Orchestra curriculums used to have a reputation of being…well, old and outdated. But high school fiddle clubs, as well as string rock or jazz bands,have helped to change that perception and even popularized string students. With this new momentum, introducing non-classical styles to your curriculumis the next step. It provides students with music they can relate to, adds a fun approach to music education and offers exciting and enjoyable ways for kids to build technique. Teaching new styles also allows you to integrate your music program with other school activities, such as history. For instance, the fiddle club can play “Bonaparte’s Retreat” when the class is studying Napoleon, or the jazz club could perform a blues tune when the class learns about slavery. And openinga school sports game with a catchy pop tune is sure to grab everyone’s attention more than a Mozart piece. That’s not to say your classical pieces should be replaced. Mixing the new with the old helps students learn and appreciate every genre, and it can be done in a way that satisfies national standards too.

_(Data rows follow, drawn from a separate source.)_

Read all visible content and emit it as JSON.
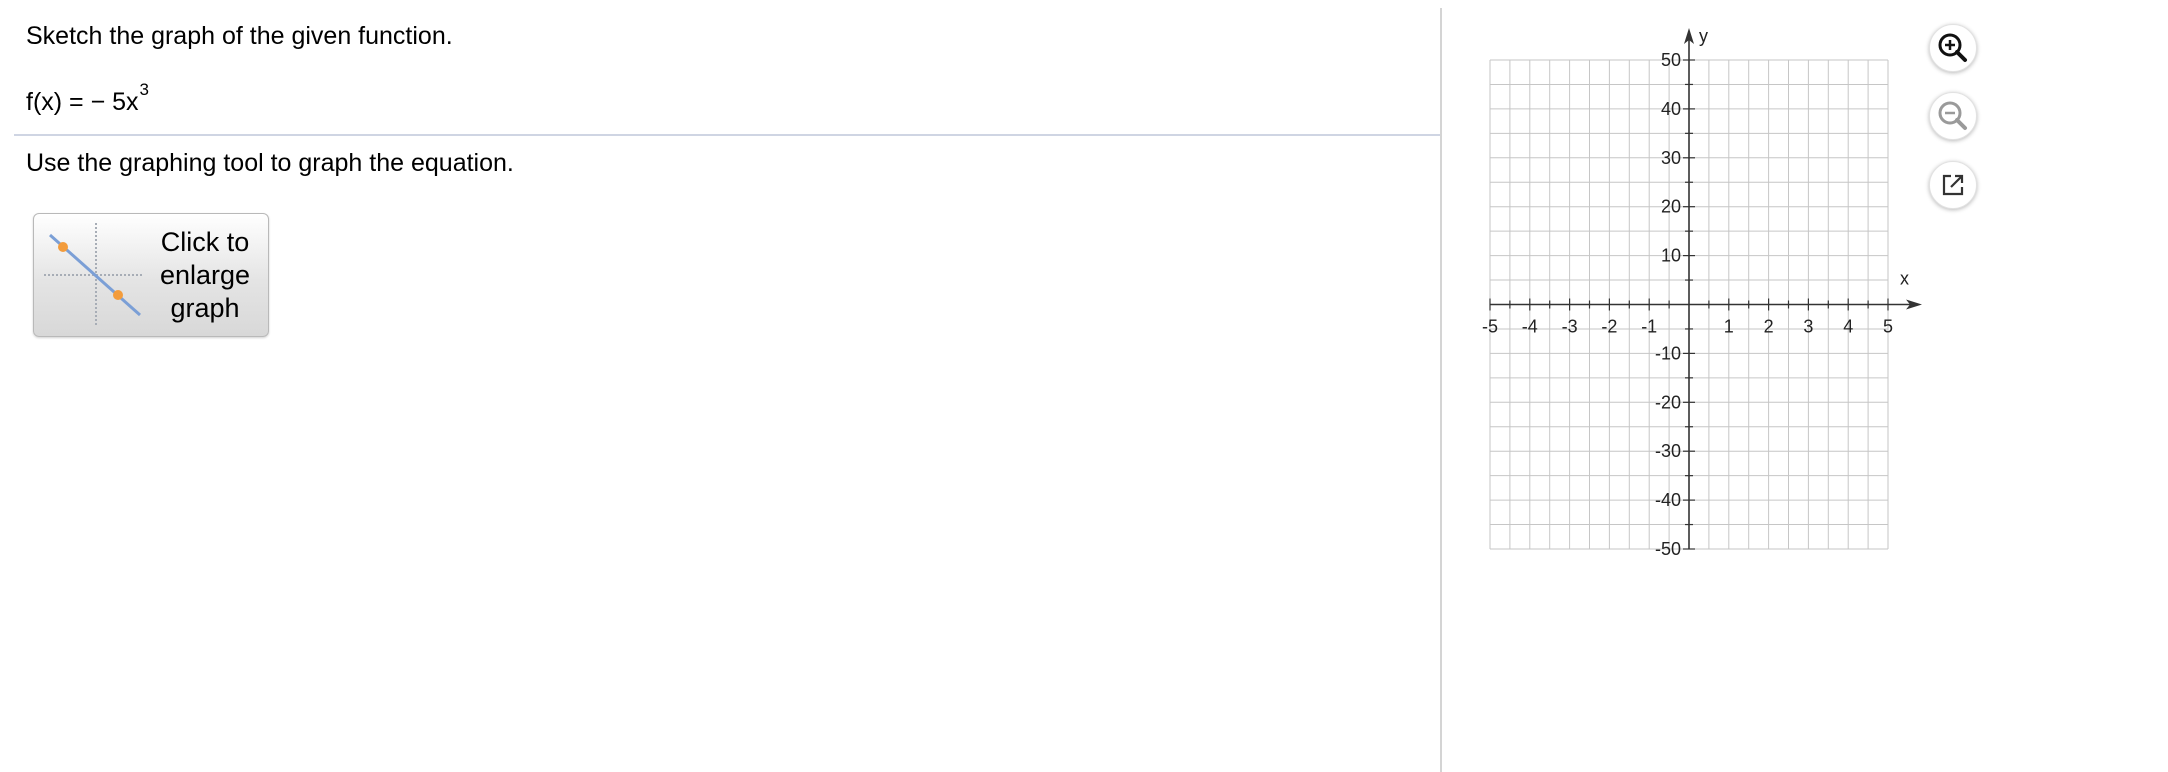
{
  "question": {
    "instruction": "Sketch the graph of the given function.",
    "function_lhs": "f(x) = − 5x",
    "function_exponent": "3",
    "tool_instruction": "Use the graphing tool to graph the equation."
  },
  "enlarge_button": {
    "line1": "Click to",
    "line2": "enlarge",
    "line3": "graph"
  },
  "graph": {
    "x_axis_label": "x",
    "y_axis_label": "y",
    "x_tick_labels": [
      "-5",
      "-4",
      "-3",
      "-2",
      "-1",
      "1",
      "2",
      "3",
      "4",
      "5"
    ],
    "y_tick_labels": [
      "50",
      "40",
      "30",
      "20",
      "10",
      "-10",
      "-20",
      "-30",
      "-40",
      "-50"
    ]
  },
  "chart_data": {
    "type": "scatter",
    "x": [],
    "y": [],
    "xlim": [
      -5,
      5
    ],
    "ylim": [
      -50,
      50
    ],
    "x_ticks": [
      -5,
      -4,
      -3,
      -2,
      -1,
      1,
      2,
      3,
      4,
      5
    ],
    "y_ticks": [
      -50,
      -40,
      -30,
      -20,
      -10,
      10,
      20,
      30,
      40,
      50
    ],
    "grid": true,
    "xlabel": "x",
    "ylabel": "y"
  },
  "toolbar": {
    "zoom_in_icon": "zoom-in-icon",
    "zoom_out_icon": "zoom-out-icon",
    "popout_icon": "popout-icon"
  },
  "colors": {
    "grid_line": "#c6c6c6",
    "axis": "#333333",
    "divider": "#d4d4d4",
    "thumb_line": "#7b9fd6",
    "thumb_point": "#f39c3c"
  }
}
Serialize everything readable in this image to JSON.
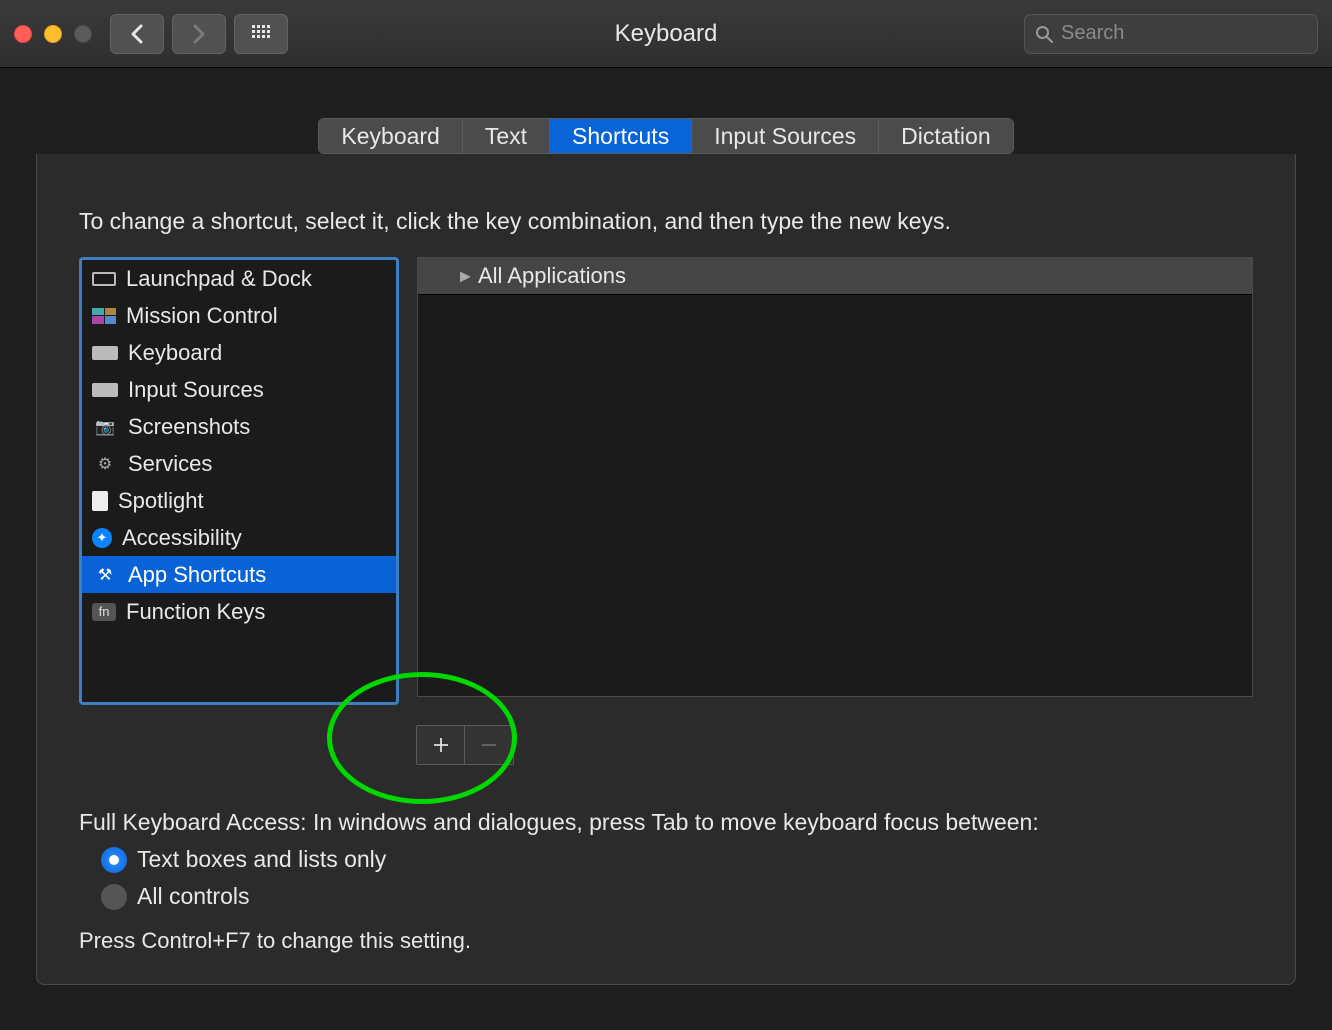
{
  "window": {
    "title": "Keyboard"
  },
  "search": {
    "placeholder": "Search"
  },
  "tabs": [
    {
      "label": "Keyboard",
      "active": false
    },
    {
      "label": "Text",
      "active": false
    },
    {
      "label": "Shortcuts",
      "active": true
    },
    {
      "label": "Input Sources",
      "active": false
    },
    {
      "label": "Dictation",
      "active": false
    }
  ],
  "instruction": "To change a shortcut, select it, click the key combination, and then type the new keys.",
  "categories": [
    {
      "label": "Launchpad & Dock",
      "icon": "launchpad",
      "selected": false
    },
    {
      "label": "Mission Control",
      "icon": "mission-control",
      "selected": false
    },
    {
      "label": "Keyboard",
      "icon": "keyboard",
      "selected": false
    },
    {
      "label": "Input Sources",
      "icon": "keyboard",
      "selected": false
    },
    {
      "label": "Screenshots",
      "icon": "camera",
      "selected": false
    },
    {
      "label": "Services",
      "icon": "gear",
      "selected": false
    },
    {
      "label": "Spotlight",
      "icon": "spotlight",
      "selected": false
    },
    {
      "label": "Accessibility",
      "icon": "accessibility",
      "selected": false
    },
    {
      "label": "App Shortcuts",
      "icon": "app",
      "selected": true
    },
    {
      "label": "Function Keys",
      "icon": "fn",
      "selected": false
    }
  ],
  "shortcut_groups": [
    {
      "label": "All Applications"
    }
  ],
  "buttons": {
    "add": "+",
    "remove": "−"
  },
  "full_keyboard": {
    "heading": "Full Keyboard Access: In windows and dialogues, press Tab to move keyboard focus between:",
    "options": [
      {
        "label": "Text boxes and lists only",
        "selected": true
      },
      {
        "label": "All controls",
        "selected": false
      }
    ],
    "hint": "Press Control+F7 to change this setting."
  },
  "icons": {
    "launchpad": "▭",
    "mission-control": "▦",
    "keyboard": "⌨",
    "camera": "📷",
    "gear": "⚙",
    "spotlight": "📄",
    "accessibility": "♿",
    "app": "🛠",
    "fn": "fn"
  }
}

With full rehearsal schedules, introducing new styles and techniques to your students can sometimes be tricky. Some things that have proven to be successful are playing a CD as the kids enter the classroom or including a brief warm-up on a tune at the beginning of every rehearsal.Another approach is to include an alternative string piece in the orchestra concert.
Regarding teaching new techniques, here are a couple of things you could try to help students familiarize themselves with one another’s parts and assist them to hear tonal, rhythmic and melodic themes. Each of these suggestions applies to both a classical or alternative string piece.
When you ask students what styles of music they listen to at home, most will say, without exception, rock or pop. It’s very rare that you’ll have a student tell you they listen to jazz, blues or fiddling, and if they do, it’s usually because their music teacher has exposed them to this genre. With that in mind, teaching teenagers their primary musical interests is a win-win for everyone involved. And as soon as you begin teaching alternative styles, you’ll be amazed at how the students suddenly perk up with interest, become more deeply involved in rehearsals, and practice more at home. Yes, it is still important to expose students and have them appreciate classical music, but it’s even more vital to keep them active on their instruments and this can be achieved by showing interest in, and respect for, their musical taste. By integrating many different styles of music through listening, discussing or playing, students develop an appreciation and understanding of the individual gifts offered by each genre.
Fiddling is a highly rhythmic, group-oriented activity and young people as well as adult beginners usually experience earlier success with a fiddling tune than a classical one. Why? There are several reasons.
A classical piece tends to be very long and is only performed once whereas a fiddle tune melody is short and repeated over and over again.
The group learning process of a fiddle tune helps players memorize better while a classical piece is played solo or within a section against other parts.
Classical pieces require the player to adjust one’s pitch alone or against harmonized orchestral parts whereas a fiddle tune has the violin, viola and cello playing the same melody in unison.
Last but not least, fiddle tunes are highly rhythmic and generate a lot of energy, which keeps students engaged and interested.
Blues and jazz should definitely be included into your orchestra curriculum. Both are America’s classical music and have evolved to become a national and international expression. Jazz continues to produce informal improvisations that become crystallized into repeatable forms and that’s something everymusic student should be exposed to.